“Healthy friendships are generally relationships between equals,” Isaacs says. “If the balance shifts dramatically and permanently, envy can rear its ugly head in the person who is less affluent or powerful.”
Dealing with a breakup
When relationships fall apart, they can be difficult to salvage because of the residual hurt and anger. But you may look back and recognize that the friendship isn’t worth saving or realize that the break wasn’t as sudden as it appeared. You and your friend might have been slowly drifting apart, sharing less and spending less time together.
So what’s the best way to deal with this breakup?
“Accept that the end of a friendship is an important loss, even though the person isn’t your sister, spouse or parent,” Isaacs says. “Allow yourself to mourn, and then move on.”
What about former friends whom you’re likely to run into again, such as a fellow student, co-worker or neighbor?
“I’d nod hello — but walk on or walk away, or simply ignore the person,” she adds. “This is hard to do, but there’s no point in further interchange.
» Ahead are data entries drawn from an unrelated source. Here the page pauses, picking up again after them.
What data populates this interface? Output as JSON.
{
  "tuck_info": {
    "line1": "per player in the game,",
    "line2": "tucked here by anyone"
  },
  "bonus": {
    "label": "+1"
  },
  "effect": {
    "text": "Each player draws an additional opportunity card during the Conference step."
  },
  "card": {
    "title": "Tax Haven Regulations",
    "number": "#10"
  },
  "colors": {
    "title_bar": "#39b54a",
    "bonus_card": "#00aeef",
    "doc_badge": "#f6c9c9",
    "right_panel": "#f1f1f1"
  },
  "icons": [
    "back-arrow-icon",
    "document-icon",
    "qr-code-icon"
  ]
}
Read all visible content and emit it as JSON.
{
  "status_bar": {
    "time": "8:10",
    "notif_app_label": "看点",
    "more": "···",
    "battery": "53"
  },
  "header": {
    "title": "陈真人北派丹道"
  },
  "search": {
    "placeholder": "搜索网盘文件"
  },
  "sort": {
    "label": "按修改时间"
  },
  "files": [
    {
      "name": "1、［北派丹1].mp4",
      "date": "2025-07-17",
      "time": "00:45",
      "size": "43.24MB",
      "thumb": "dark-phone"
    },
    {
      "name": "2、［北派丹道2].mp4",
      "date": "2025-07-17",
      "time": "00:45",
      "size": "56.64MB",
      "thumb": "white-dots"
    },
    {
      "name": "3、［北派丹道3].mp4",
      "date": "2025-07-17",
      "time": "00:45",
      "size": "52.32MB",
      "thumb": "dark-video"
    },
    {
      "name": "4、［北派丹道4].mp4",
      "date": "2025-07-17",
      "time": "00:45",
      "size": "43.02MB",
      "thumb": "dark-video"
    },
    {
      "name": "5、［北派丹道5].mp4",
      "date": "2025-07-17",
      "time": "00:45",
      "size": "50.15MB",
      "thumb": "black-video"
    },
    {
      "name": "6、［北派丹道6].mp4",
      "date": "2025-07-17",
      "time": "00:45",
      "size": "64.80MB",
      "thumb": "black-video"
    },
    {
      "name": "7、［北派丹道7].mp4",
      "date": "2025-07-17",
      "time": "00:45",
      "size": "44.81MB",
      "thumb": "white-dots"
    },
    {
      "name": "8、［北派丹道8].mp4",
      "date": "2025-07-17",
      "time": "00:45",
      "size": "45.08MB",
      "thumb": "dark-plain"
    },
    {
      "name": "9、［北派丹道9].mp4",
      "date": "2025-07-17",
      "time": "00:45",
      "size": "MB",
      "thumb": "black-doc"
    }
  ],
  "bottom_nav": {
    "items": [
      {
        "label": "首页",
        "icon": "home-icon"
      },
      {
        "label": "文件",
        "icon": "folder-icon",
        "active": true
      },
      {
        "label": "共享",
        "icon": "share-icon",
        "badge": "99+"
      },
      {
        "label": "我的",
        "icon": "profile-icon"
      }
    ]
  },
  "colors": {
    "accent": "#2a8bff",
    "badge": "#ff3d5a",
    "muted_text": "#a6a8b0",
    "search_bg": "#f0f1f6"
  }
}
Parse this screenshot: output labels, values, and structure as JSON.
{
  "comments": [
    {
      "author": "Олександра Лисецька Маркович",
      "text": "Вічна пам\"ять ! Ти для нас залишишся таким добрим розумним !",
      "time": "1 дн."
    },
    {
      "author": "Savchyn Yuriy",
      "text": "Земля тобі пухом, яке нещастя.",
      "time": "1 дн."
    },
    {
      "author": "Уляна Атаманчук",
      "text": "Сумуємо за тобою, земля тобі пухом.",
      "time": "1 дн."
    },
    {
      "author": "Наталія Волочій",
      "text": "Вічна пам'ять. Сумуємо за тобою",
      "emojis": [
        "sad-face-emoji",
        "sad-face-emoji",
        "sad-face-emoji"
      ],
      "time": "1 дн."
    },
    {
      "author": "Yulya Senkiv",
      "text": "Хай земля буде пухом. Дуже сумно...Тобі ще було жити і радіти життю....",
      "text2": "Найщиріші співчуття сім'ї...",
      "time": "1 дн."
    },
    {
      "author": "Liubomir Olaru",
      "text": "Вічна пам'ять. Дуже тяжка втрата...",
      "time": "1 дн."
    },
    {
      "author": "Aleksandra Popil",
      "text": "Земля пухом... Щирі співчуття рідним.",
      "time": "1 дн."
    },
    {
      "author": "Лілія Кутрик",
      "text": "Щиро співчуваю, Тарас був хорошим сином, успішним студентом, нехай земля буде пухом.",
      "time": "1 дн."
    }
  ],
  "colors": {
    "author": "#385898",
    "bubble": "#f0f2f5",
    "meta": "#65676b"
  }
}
It’s over.”
Accepting that all friendships, even good ones, might not last a lifetime should make healing easier. However, if you’re losing one friend after another, you need to take a look in the mirror: Step back and determine whether you’re choosing the wrong women as friends or repeating a mistake that’s causing these relationships to break.
Saving a friendship
Fortunately, some failed friendships can be saved. “Often rifts develop because of ‘little things’ that were never addressed at the time they occurred,” Isaacs says. When that happens, she recommends that the two friends have a heart-to-heart talk. “Forget about the awkwardness and say something like: ‘I’ve really missed you. Can we talk?’ You and your friend may resolve a minor communication problem that can be addressed and forgotten.”
Here’s how you can save your friendship:
• Make time to communicate with friends. A phone call, letter, email or instant message (IM) can keep you connected. Get together regularly if you can.
• Give it time. Sometimes, all a failed relationship needs is time for two friends to gain perspective on a blowup or disagreement they had. With the passage of time, one or both may decide that the issue itself was relatively unimportant in the scheme of things compared to the significance of the friendship.
• Own up to your shortcomings, and be ready to apologize. Friendship is not a matter of pride and keeping appearances. Don’t throw away a friendship over silly disagreements that will have no significance in the future.